Exercise details - Using the data below, find how many lines include the word "Body" and report that figure alone.

Supplied data -

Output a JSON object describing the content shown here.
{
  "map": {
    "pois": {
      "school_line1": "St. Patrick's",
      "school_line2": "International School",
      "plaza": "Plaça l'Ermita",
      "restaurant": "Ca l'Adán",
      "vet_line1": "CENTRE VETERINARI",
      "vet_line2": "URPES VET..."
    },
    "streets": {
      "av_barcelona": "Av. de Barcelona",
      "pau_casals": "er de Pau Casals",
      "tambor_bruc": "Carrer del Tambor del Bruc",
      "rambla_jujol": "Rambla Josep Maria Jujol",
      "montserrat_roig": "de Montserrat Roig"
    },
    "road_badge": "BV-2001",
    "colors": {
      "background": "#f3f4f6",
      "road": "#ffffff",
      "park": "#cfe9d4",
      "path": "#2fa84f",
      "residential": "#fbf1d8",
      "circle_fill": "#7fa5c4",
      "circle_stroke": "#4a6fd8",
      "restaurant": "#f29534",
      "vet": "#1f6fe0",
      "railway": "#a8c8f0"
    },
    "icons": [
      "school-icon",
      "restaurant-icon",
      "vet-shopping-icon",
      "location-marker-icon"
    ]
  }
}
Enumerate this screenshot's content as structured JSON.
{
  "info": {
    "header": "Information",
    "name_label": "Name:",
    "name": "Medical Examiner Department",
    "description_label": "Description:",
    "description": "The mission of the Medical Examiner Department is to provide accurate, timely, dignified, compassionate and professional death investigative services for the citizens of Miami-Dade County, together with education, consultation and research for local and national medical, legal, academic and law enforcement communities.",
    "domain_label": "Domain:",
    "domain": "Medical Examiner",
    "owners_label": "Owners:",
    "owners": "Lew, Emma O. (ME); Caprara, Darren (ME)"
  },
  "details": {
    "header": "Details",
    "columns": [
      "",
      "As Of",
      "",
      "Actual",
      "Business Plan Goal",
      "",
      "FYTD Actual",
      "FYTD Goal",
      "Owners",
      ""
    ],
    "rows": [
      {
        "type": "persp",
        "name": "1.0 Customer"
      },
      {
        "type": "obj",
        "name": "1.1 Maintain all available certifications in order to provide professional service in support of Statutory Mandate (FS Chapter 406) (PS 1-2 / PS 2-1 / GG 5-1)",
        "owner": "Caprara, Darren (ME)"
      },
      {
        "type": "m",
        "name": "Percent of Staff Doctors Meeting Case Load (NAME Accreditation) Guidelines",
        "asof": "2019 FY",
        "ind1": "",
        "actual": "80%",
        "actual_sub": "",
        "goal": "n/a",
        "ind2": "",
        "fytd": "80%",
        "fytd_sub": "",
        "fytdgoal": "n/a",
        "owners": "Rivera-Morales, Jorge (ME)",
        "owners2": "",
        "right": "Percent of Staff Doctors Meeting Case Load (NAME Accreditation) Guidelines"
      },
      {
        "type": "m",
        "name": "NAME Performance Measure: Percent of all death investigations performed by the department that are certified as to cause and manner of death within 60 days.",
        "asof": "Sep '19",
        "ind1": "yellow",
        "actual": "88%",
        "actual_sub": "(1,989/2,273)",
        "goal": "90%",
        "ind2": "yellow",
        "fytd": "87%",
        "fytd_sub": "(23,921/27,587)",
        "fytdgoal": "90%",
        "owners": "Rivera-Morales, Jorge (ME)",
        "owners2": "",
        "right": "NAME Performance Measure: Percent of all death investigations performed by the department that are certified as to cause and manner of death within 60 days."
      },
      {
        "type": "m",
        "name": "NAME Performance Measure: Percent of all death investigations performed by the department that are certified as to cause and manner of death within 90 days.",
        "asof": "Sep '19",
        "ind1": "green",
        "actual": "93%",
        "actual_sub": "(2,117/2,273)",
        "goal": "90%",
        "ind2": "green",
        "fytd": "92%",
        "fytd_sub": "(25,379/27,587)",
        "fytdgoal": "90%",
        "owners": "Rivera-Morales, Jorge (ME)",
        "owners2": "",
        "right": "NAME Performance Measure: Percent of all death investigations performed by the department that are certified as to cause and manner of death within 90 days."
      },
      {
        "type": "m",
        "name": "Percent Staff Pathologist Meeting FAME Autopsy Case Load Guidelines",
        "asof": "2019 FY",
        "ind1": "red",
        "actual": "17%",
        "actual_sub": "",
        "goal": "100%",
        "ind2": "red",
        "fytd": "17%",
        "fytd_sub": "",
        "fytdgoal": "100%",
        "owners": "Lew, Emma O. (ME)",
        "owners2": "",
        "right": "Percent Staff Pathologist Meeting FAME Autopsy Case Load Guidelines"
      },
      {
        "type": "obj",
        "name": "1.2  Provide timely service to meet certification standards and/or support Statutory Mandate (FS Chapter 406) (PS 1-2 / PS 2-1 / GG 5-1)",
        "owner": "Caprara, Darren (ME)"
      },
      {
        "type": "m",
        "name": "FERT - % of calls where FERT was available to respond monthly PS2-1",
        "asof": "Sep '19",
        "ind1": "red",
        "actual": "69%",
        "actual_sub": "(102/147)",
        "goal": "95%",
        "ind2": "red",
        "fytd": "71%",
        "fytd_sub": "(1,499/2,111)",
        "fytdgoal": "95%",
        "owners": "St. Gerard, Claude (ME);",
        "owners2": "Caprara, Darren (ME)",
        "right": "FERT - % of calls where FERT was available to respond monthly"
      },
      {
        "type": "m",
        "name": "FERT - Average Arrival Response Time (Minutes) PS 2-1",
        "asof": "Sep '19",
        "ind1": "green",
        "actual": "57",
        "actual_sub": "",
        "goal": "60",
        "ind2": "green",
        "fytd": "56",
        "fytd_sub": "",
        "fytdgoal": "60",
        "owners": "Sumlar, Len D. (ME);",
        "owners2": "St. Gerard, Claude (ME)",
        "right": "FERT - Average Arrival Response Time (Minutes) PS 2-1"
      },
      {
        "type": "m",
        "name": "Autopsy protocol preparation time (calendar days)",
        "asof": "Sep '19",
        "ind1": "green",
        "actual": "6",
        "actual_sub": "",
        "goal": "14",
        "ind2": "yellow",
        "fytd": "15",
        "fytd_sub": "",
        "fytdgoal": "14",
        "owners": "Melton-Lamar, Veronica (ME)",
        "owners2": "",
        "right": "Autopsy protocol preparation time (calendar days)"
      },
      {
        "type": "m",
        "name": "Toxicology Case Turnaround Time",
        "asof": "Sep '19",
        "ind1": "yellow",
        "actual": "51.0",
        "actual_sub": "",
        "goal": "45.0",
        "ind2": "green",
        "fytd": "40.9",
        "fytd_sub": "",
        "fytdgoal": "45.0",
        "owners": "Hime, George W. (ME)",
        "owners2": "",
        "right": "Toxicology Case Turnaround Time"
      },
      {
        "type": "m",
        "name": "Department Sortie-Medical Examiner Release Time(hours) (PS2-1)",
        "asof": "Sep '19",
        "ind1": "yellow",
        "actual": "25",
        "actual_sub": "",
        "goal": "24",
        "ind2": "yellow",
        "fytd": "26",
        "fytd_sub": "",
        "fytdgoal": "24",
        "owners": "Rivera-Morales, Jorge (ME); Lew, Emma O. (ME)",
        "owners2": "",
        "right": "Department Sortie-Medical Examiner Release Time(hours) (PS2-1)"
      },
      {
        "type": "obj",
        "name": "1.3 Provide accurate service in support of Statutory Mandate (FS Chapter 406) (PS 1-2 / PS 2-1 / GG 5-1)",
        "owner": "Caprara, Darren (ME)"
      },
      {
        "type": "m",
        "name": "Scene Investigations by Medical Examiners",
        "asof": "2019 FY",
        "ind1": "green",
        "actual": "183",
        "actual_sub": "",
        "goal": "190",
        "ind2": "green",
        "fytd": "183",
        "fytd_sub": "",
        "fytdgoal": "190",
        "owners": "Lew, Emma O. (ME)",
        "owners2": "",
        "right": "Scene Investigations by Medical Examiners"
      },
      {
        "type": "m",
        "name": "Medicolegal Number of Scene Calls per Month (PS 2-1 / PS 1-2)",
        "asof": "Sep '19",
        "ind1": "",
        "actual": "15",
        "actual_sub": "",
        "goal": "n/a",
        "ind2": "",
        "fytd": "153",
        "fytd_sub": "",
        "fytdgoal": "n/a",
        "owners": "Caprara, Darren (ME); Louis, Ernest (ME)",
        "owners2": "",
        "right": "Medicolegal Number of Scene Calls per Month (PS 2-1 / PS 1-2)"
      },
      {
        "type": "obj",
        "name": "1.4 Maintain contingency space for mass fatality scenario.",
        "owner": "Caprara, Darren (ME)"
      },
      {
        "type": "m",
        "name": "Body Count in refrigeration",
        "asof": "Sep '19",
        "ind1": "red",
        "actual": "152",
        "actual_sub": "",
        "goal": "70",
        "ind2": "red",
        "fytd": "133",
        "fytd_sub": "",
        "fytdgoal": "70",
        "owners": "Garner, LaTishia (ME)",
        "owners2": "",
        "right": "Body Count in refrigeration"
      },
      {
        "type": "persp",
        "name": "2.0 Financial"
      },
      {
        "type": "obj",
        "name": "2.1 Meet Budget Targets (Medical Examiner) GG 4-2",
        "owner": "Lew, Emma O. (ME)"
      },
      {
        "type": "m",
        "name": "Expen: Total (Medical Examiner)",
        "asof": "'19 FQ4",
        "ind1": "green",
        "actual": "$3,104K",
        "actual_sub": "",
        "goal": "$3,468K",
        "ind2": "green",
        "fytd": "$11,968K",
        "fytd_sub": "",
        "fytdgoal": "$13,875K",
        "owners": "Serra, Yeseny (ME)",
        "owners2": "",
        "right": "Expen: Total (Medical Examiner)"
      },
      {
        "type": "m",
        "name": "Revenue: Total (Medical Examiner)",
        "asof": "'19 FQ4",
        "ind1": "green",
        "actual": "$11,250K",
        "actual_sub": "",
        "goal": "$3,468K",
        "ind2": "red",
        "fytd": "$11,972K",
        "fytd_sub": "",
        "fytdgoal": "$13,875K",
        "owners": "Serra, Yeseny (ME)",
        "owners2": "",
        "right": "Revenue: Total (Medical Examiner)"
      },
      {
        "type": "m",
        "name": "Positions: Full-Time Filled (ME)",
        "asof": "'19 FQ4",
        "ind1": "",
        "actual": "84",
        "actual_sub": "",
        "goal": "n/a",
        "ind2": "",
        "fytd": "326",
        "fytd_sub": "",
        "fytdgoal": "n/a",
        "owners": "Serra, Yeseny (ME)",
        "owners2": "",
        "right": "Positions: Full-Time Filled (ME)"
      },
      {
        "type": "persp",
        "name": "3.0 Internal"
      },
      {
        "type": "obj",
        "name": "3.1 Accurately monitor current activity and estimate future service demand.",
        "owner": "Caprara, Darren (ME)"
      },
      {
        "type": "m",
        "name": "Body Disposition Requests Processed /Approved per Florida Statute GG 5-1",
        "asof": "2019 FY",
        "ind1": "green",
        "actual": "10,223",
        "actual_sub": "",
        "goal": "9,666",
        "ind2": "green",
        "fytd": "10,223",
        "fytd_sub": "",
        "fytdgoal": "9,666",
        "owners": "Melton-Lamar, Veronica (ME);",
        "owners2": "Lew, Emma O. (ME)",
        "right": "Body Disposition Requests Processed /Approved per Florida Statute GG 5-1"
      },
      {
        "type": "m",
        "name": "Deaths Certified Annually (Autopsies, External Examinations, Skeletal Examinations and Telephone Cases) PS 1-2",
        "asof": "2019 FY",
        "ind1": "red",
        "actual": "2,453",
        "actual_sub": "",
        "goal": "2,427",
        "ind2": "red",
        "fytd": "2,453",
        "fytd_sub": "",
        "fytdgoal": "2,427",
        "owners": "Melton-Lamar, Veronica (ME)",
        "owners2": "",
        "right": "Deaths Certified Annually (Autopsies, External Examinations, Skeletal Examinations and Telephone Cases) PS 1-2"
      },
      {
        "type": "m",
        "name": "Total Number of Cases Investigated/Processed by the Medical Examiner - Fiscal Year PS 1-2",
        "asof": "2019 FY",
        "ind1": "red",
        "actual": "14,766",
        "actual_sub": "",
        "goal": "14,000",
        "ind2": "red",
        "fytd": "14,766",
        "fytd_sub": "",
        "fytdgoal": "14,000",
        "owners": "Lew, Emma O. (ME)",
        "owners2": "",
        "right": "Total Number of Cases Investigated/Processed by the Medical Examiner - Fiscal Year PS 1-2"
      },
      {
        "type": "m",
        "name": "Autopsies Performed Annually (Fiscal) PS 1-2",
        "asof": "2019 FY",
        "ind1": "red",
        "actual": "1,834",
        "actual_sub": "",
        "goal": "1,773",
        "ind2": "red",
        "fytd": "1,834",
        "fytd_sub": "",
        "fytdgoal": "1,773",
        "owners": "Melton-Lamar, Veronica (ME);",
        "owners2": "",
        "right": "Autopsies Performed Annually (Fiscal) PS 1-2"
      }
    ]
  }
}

Response to the task - 4